Exercise aim:
All entries need to be written out verbatim, with pictures omitted.

»»

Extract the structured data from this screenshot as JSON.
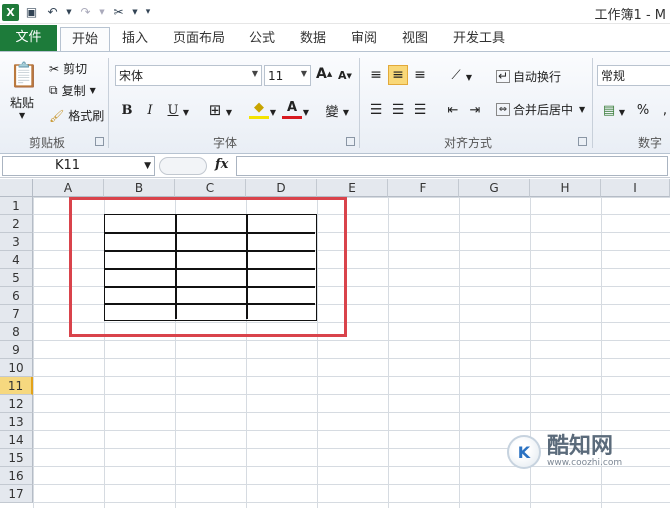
{
  "window": {
    "title": "工作簿1 - M"
  },
  "tabs": [
    {
      "label": "文件"
    },
    {
      "label": "开始"
    },
    {
      "label": "插入"
    },
    {
      "label": "页面布局"
    },
    {
      "label": "公式"
    },
    {
      "label": "数据"
    },
    {
      "label": "审阅"
    },
    {
      "label": "视图"
    },
    {
      "label": "开发工具"
    }
  ],
  "clipboard": {
    "paste": "粘贴",
    "cut": "剪切",
    "copy": "复制",
    "format_painter": "格式刷",
    "group_label": "剪贴板"
  },
  "font": {
    "name": "宋体",
    "size": "11",
    "grow": "A",
    "shrink": "A",
    "bold": "B",
    "italic": "I",
    "underline": "U",
    "wen": "變",
    "group_label": "字体"
  },
  "alignment": {
    "wrap_text": "自动换行",
    "merge_center": "合并后居中",
    "group_label": "对齐方式"
  },
  "number": {
    "format": "常规",
    "percent": "%",
    "comma": ",",
    "group_label": "数字"
  },
  "formula_bar": {
    "name_box": "K11",
    "fx": "fx",
    "value": ""
  },
  "columns": [
    "A",
    "B",
    "C",
    "D",
    "E",
    "F",
    "G",
    "H",
    "I"
  ],
  "rows": [
    "1",
    "2",
    "3",
    "4",
    "5",
    "6",
    "7",
    "8",
    "9",
    "10",
    "11",
    "12",
    "13",
    "14",
    "15",
    "16",
    "17"
  ],
  "selected_row": "11",
  "colors": {
    "file_tab": "#1d7b3a",
    "highlight_border": "#d9434b",
    "selected_header": "#f6d87f"
  },
  "watermark": {
    "name": "酷知网",
    "url": "www.coozhi.com"
  }
}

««

Response to the task:
Extract the structured data from this screenshot as JSON.
{
  "window": {
    "title": "工作簿1 - M"
  },
  "tabs": [
    {
      "label": "文件"
    },
    {
      "label": "开始"
    },
    {
      "label": "插入"
    },
    {
      "label": "页面布局"
    },
    {
      "label": "公式"
    },
    {
      "label": "数据"
    },
    {
      "label": "审阅"
    },
    {
      "label": "视图"
    },
    {
      "label": "开发工具"
    }
  ],
  "clipboard": {
    "paste": "粘贴",
    "cut": "剪切",
    "copy": "复制",
    "format_painter": "格式刷",
    "group_label": "剪贴板"
  },
  "font": {
    "name": "宋体",
    "size": "11",
    "grow": "A",
    "shrink": "A",
    "bold": "B",
    "italic": "I",
    "underline": "U",
    "wen": "變",
    "group_label": "字体"
  },
  "alignment": {
    "wrap_text": "自动换行",
    "merge_center": "合并后居中",
    "group_label": "对齐方式"
  },
  "number": {
    "format": "常规",
    "percent": "%",
    "comma": ",",
    "group_label": "数字"
  },
  "formula_bar": {
    "name_box": "K11",
    "fx": "fx",
    "value": ""
  },
  "columns": [
    "A",
    "B",
    "C",
    "D",
    "E",
    "F",
    "G",
    "H",
    "I"
  ],
  "rows": [
    "1",
    "2",
    "3",
    "4",
    "5",
    "6",
    "7",
    "8",
    "9",
    "10",
    "11",
    "12",
    "13",
    "14",
    "15",
    "16",
    "17"
  ],
  "selected_row": "11",
  "colors": {
    "file_tab": "#1d7b3a",
    "highlight_border": "#d9434b",
    "selected_header": "#f6d87f"
  },
  "watermark": {
    "name": "酷知网",
    "url": "www.coozhi.com"
  }
}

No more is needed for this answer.